Task to complete
Whatever appears in the listing must be reproduced exactly.
BEGIN
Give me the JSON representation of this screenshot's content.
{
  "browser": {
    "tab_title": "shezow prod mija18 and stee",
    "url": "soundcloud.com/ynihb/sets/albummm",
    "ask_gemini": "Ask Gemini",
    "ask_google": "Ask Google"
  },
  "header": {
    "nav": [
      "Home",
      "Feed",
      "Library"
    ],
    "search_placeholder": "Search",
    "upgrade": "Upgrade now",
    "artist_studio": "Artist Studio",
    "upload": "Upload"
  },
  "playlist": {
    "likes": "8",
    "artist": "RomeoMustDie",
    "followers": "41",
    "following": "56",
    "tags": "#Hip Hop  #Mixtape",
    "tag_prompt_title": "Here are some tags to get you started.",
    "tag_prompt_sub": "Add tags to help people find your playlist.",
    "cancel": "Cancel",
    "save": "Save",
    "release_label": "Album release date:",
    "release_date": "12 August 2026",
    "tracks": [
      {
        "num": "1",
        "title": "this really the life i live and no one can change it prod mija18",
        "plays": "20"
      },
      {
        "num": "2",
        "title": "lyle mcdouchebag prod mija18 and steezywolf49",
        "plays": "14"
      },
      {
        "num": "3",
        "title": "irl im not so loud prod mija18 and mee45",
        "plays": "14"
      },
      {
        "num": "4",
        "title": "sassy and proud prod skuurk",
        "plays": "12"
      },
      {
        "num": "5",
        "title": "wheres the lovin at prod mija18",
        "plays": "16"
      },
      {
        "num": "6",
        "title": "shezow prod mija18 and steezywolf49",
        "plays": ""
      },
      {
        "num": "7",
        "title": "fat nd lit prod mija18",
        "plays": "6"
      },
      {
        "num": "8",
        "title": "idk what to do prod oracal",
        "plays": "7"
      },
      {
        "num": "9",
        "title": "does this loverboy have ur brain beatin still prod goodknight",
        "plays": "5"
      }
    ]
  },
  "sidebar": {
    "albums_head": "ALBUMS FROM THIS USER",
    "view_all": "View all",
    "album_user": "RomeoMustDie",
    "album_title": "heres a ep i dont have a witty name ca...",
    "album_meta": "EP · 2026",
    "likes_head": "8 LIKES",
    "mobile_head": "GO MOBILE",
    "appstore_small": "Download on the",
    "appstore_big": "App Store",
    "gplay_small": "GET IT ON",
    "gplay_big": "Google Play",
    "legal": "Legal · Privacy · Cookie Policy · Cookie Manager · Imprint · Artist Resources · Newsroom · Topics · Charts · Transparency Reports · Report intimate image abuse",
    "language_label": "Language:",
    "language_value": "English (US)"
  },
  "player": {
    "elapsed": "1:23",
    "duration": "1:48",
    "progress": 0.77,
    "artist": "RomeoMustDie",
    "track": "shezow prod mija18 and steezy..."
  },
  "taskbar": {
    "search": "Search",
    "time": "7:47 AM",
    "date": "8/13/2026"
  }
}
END
Task answer
Give me the JSON representation of this screenshot's content.
{
  "browser": {
    "tab_title": "shezow prod mija18 and stee",
    "url": "soundcloud.com/ynihb/sets/albummm",
    "ask_gemini": "Ask Gemini",
    "ask_google": "Ask Google"
  },
  "header": {
    "nav": [
      "Home",
      "Feed",
      "Library"
    ],
    "search_placeholder": "Search",
    "upgrade": "Upgrade now",
    "artist_studio": "Artist Studio",
    "upload": "Upload"
  },
  "playlist": {
    "likes": "8",
    "artist": "RomeoMustDie",
    "followers": "41",
    "following": "56",
    "tags": "#Hip Hop  #Mixtape",
    "tag_prompt_title": "Here are some tags to get you started.",
    "tag_prompt_sub": "Add tags to help people find your playlist.",
    "cancel": "Cancel",
    "save": "Save",
    "release_label": "Album release date:",
    "release_date": "12 August 2026",
    "tracks": [
      {
        "num": "1",
        "title": "this really the life i live and no one can change it prod mija18",
        "plays": "20"
      },
      {
        "num": "2",
        "title": "lyle mcdouchebag prod mija18 and steezywolf49",
        "plays": "14"
      },
      {
        "num": "3",
        "title": "irl im not so loud prod mija18 and mee45",
        "plays": "14"
      },
      {
        "num": "4",
        "title": "sassy and proud prod skuurk",
        "plays": "12"
      },
      {
        "num": "5",
        "title": "wheres the lovin at prod mija18",
        "plays": "16"
      },
      {
        "num": "6",
        "title": "shezow prod mija18 and steezywolf49",
        "plays": ""
      },
      {
        "num": "7",
        "title": "fat nd lit prod mija18",
        "plays": "6"
      },
      {
        "num": "8",
        "title": "idk what to do prod oracal",
        "plays": "7"
      },
      {
        "num": "9",
        "title": "does this loverboy have ur brain beatin still prod goodknight",
        "plays": "5"
      }
    ]
  },
  "sidebar": {
    "albums_head": "ALBUMS FROM THIS USER",
    "view_all": "View all",
    "album_user": "RomeoMustDie",
    "album_title": "heres a ep i dont have a witty name ca...",
    "album_meta": "EP · 2026",
    "likes_head": "8 LIKES",
    "mobile_head": "GO MOBILE",
    "appstore_small": "Download on the",
    "appstore_big": "App Store",
    "gplay_small": "GET IT ON",
    "gplay_big": "Google Play",
    "legal": "Legal · Privacy · Cookie Policy · Cookie Manager · Imprint · Artist Resources · Newsroom · Topics · Charts · Transparency Reports · Report intimate image abuse",
    "language_label": "Language:",
    "language_value": "English (US)"
  },
  "player": {
    "elapsed": "1:23",
    "duration": "1:48",
    "progress": 0.77,
    "artist": "RomeoMustDie",
    "track": "shezow prod mija18 and steezy..."
  },
  "taskbar": {
    "search": "Search",
    "time": "7:47 AM",
    "date": "8/13/2026"
  }
}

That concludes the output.